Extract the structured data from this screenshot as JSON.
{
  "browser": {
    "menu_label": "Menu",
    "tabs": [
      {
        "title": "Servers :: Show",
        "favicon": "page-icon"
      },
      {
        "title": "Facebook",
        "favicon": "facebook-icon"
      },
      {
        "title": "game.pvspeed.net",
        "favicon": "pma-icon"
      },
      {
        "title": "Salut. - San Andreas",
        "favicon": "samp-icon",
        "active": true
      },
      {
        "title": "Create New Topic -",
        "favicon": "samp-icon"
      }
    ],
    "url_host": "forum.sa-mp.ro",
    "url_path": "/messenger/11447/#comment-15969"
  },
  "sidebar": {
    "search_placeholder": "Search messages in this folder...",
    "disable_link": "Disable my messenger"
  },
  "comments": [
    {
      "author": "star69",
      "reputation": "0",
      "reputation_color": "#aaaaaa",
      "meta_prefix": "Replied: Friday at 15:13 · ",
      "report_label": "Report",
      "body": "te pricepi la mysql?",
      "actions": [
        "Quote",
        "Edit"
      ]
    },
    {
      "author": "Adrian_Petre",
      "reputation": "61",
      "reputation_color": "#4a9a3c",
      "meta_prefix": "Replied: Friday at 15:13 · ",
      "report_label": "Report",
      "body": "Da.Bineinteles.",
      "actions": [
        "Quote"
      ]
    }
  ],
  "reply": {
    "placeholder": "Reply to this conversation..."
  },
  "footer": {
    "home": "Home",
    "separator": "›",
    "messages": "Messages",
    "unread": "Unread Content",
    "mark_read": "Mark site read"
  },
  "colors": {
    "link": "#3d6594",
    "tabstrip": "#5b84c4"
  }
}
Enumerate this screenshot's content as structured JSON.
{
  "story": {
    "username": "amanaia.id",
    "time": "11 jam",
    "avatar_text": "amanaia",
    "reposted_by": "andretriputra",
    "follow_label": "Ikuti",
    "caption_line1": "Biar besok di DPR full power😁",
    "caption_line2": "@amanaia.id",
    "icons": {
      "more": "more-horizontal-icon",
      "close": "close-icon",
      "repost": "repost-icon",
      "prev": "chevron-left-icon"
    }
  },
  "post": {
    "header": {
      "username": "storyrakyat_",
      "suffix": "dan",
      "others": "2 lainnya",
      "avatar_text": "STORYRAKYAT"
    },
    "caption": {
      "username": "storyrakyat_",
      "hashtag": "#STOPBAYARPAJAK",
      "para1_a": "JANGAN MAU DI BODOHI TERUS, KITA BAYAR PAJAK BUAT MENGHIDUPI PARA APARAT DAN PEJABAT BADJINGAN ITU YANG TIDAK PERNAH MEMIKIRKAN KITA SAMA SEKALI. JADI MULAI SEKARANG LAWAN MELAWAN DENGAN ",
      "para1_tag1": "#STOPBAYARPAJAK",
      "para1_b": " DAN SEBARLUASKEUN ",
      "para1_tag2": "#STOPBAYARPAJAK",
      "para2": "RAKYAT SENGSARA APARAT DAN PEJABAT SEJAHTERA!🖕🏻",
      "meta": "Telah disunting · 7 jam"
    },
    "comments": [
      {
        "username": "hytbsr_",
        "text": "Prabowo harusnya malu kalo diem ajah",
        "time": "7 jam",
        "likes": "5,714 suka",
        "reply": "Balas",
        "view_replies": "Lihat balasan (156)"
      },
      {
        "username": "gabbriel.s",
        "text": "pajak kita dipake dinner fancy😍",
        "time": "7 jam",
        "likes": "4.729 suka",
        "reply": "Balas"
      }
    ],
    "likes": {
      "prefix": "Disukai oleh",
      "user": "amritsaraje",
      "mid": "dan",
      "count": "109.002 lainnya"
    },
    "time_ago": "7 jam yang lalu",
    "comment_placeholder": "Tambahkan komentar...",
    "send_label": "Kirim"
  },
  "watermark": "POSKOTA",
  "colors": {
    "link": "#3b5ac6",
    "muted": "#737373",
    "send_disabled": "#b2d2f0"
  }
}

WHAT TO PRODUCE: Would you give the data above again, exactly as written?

ANSWER TO THE PROBLEM:
Extract the structured data from this screenshot as JSON.
{
  "browser": {
    "menu_label": "Menu",
    "tabs": [
      {
        "title": "Servers :: Show",
        "favicon": "page-icon"
      },
      {
        "title": "Facebook",
        "favicon": "facebook-icon"
      },
      {
        "title": "game.pvspeed.net",
        "favicon": "pma-icon"
      },
      {
        "title": "Salut. - San Andreas",
        "favicon": "samp-icon",
        "active": true
      },
      {
        "title": "Create New Topic -",
        "favicon": "samp-icon"
      }
    ],
    "url_host": "forum.sa-mp.ro",
    "url_path": "/messenger/11447/#comment-15969"
  },
  "sidebar": {
    "search_placeholder": "Search messages in this folder...",
    "disable_link": "Disable my messenger"
  },
  "comments": [
    {
      "author": "star69",
      "reputation": "0",
      "reputation_color": "#aaaaaa",
      "meta_prefix": "Replied: Friday at 15:13 · ",
      "report_label": "Report",
      "body": "te pricepi la mysql?",
      "actions": [
        "Quote",
        "Edit"
      ]
    },
    {
      "author": "Adrian_Petre",
      "reputation": "61",
      "reputation_color": "#4a9a3c",
      "meta_prefix": "Replied: Friday at 15:13 · ",
      "report_label": "Report",
      "body": "Da.Bineinteles.",
      "actions": [
        "Quote"
      ]
    }
  ],
  "reply": {
    "placeholder": "Reply to this conversation..."
  },
  "footer": {
    "home": "Home",
    "separator": "›",
    "messages": "Messages",
    "unread": "Unread Content",
    "mark_read": "Mark site read"
  },
  "colors": {
    "link": "#3d6594",
    "tabstrip": "#5b84c4"
  }
}
Enumerate this screenshot's content as structured JSON.
{
  "story": {
    "username": "amanaia.id",
    "time": "11 jam",
    "avatar_text": "amanaia",
    "reposted_by": "andretriputra",
    "follow_label": "Ikuti",
    "caption_line1": "Biar besok di DPR full power😁",
    "caption_line2": "@amanaia.id",
    "icons": {
      "more": "more-horizontal-icon",
      "close": "close-icon",
      "repost": "repost-icon",
      "prev": "chevron-left-icon"
    }
  },
  "post": {
    "header": {
      "username": "storyrakyat_",
      "suffix": "dan",
      "others": "2 lainnya",
      "avatar_text": "STORYRAKYAT"
    },
    "caption": {
      "username": "storyrakyat_",
      "hashtag": "#STOPBAYARPAJAK",
      "para1_a": "JANGAN MAU DI BODOHI TERUS, KITA BAYAR PAJAK BUAT MENGHIDUPI PARA APARAT DAN PEJABAT BADJINGAN ITU YANG TIDAK PERNAH MEMIKIRKAN KITA SAMA SEKALI. JADI MULAI SEKARANG LAWAN MELAWAN DENGAN ",
      "para1_tag1": "#STOPBAYARPAJAK",
      "para1_b": " DAN SEBARLUASKEUN ",
      "para1_tag2": "#STOPBAYARPAJAK",
      "para2": "RAKYAT SENGSARA APARAT DAN PEJABAT SEJAHTERA!🖕🏻",
      "meta": "Telah disunting · 7 jam"
    },
    "comments": [
      {
        "username": "hytbsr_",
        "text": "Prabowo harusnya malu kalo diem ajah",
        "time": "7 jam",
        "likes": "5,714 suka",
        "reply": "Balas",
        "view_replies": "Lihat balasan (156)"
      },
      {
        "username": "gabbriel.s",
        "text": "pajak kita dipake dinner fancy😍",
        "time": "7 jam",
        "likes": "4.729 suka",
        "reply": "Balas"
      }
    ],
    "likes": {
      "prefix": "Disukai oleh",
      "user": "amritsaraje",
      "mid": "dan",
      "count": "109.002 lainnya"
    },
    "time_ago": "7 jam yang lalu",
    "comment_placeholder": "Tambahkan komentar...",
    "send_label": "Kirim"
  },
  "watermark": "POSKOTA",
  "colors": {
    "link": "#3b5ac6",
    "muted": "#737373",
    "send_disabled": "#b2d2f0"
  }
}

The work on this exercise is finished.